Such as absolute necessity, if not holy duty, of rewriting;
‘A beginner finds hard to believe that no-rewriting rule. A myth has grown up that a manuscript to be suitable for publication must be re-written at least once. Utterly false! Would you refry an egg? Tear down a freshly built wall? Destroy a new chair? Ridiculous! This silly practice of rewriting is based on the hidden assumption that you are smarter today then you were yesterday. But you are not. The efficient way to write, as with any other work, is to do it right the first time! I don’t mean that a manuscript should not be corrected and cut. Few writers are perfect in typing, spelling, punctuation, and grammar. Most of us have to go back and correct such things, and above all – strike out surplusage and fancy talk. The manuscript then needs to be retyped for neatness; retyping is not rewriting. Rewriting means a new approach, a basic change in form. Don’t do it!’
Or the one that has grown exponentially in the recent years – classes in ‘creative writing’;
‘That one word is: Don’t! Creativity cannot be taught. One may teach grammar and composition; it is not possible to teach creative writing and any person who claims to do so is a fake. Creative artists are never taught; they invariably teach themselves. You can teach a young artist the tools of his trade; you cannot teach him to create. Nobody taught Shakespeare, or Mark Twain, or Edgar Allan Poe, or Erle Stanley Gardner or Rex Stout – and no one can teach you.’
And lastly the one I held especially dear; that writing is not an ordinary job, or a

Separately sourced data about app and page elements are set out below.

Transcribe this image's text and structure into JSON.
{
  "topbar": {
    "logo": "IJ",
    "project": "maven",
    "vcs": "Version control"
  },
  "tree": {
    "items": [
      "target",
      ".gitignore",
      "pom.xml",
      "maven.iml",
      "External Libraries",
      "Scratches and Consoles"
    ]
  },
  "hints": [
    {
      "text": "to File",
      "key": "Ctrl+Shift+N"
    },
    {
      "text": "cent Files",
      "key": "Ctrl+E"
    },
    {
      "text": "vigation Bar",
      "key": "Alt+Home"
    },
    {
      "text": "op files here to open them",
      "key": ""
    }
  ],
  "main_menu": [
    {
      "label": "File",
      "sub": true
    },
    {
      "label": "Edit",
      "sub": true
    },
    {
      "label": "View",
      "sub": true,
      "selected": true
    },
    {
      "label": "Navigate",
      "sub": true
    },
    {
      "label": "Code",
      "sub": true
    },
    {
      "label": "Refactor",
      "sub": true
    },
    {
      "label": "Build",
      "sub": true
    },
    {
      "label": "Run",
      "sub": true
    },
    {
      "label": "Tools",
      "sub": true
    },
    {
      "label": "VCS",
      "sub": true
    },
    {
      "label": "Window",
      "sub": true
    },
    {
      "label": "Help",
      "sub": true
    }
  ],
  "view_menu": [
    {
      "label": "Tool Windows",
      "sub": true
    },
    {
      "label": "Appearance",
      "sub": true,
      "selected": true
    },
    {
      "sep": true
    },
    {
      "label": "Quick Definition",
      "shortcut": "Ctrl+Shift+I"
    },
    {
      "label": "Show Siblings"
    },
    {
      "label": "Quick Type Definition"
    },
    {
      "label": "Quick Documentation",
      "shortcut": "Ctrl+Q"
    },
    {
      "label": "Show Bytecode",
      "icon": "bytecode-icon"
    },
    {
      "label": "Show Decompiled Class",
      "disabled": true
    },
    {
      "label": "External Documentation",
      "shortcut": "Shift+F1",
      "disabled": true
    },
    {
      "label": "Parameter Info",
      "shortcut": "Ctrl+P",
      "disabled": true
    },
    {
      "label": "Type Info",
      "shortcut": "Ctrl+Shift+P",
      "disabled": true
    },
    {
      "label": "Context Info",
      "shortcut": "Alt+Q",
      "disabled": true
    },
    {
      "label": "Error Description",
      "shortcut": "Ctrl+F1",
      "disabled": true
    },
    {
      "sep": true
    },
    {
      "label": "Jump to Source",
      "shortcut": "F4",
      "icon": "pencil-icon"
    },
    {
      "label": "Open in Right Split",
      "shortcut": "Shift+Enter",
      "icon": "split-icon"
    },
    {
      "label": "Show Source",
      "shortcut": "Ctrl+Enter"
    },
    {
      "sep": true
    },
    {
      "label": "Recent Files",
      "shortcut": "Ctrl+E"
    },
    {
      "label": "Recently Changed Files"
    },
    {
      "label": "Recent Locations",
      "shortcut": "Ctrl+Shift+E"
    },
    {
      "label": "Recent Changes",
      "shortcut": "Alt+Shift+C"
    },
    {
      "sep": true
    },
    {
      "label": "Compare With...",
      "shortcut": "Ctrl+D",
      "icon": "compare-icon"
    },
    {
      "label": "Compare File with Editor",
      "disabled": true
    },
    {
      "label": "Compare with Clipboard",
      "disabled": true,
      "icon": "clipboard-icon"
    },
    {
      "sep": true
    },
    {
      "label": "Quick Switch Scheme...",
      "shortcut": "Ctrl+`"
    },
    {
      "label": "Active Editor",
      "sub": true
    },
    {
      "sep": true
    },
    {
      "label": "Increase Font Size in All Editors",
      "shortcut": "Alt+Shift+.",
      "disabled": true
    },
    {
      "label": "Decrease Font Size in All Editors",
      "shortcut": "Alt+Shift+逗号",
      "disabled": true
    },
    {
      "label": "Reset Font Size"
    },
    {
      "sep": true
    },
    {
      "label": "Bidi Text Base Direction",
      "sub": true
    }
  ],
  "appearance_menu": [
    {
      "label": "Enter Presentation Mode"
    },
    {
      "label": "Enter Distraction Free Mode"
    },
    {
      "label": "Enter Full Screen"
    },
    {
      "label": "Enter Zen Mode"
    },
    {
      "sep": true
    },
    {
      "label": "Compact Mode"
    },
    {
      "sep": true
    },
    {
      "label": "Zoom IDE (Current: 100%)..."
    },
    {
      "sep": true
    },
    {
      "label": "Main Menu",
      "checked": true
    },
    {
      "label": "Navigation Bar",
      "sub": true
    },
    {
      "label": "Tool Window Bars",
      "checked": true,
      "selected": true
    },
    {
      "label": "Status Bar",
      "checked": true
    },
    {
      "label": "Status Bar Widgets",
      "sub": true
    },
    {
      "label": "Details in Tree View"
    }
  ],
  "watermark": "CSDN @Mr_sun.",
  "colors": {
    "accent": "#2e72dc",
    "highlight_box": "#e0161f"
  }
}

job at all for that matter, but a calling of a highest order, almost sacred duty known only to those called upon. Then I read this;
‘I did not become a writer to see my name in print; I didn’t give a hoot about that and had no literary ambitions. I was a naval officer by choice; I become a writer by economic necessity. I needed to pay off a mortgage and started writing to earn the money. I was in a poor health and could not handle a steady job – nor were there any jobs.’
He then proceeds to list those who were forced into writing careers by either; their ill health, or utter un-employability, or both, and become successful writers; H.G.Wells, Robert Louis Stevenson, Cyrano de Bergerac, and many others.
While the whole piece is truly brilliant as, apart from writing, Heinlein also speaks about science fiction as ‘realistic fiction’ and about those things in life he considered to be most important (‘spelled out in simple Anglo-Saxon words “patriotism” reads “Women and children first!”), he leaves us with seemingly simple Five Rules for Success in Writing:
- You must write,
- You must finish what you write,
- You must refrain from re-writing except to editorial order,
- You must place it on the market,
- You must keep it on the market until sold.
‘That’s all. That’s a sure-fire formula for getting anything – anything at all! – published. But so seldom does anyone follow all five rules that the profession of writing is a soft touch for those who do – even though most professional writers are not too bright, not too wise, not too creative. For these rules work in series, not in parallel. If you bilge any one of them, you bilge completely and your writing will not be published.’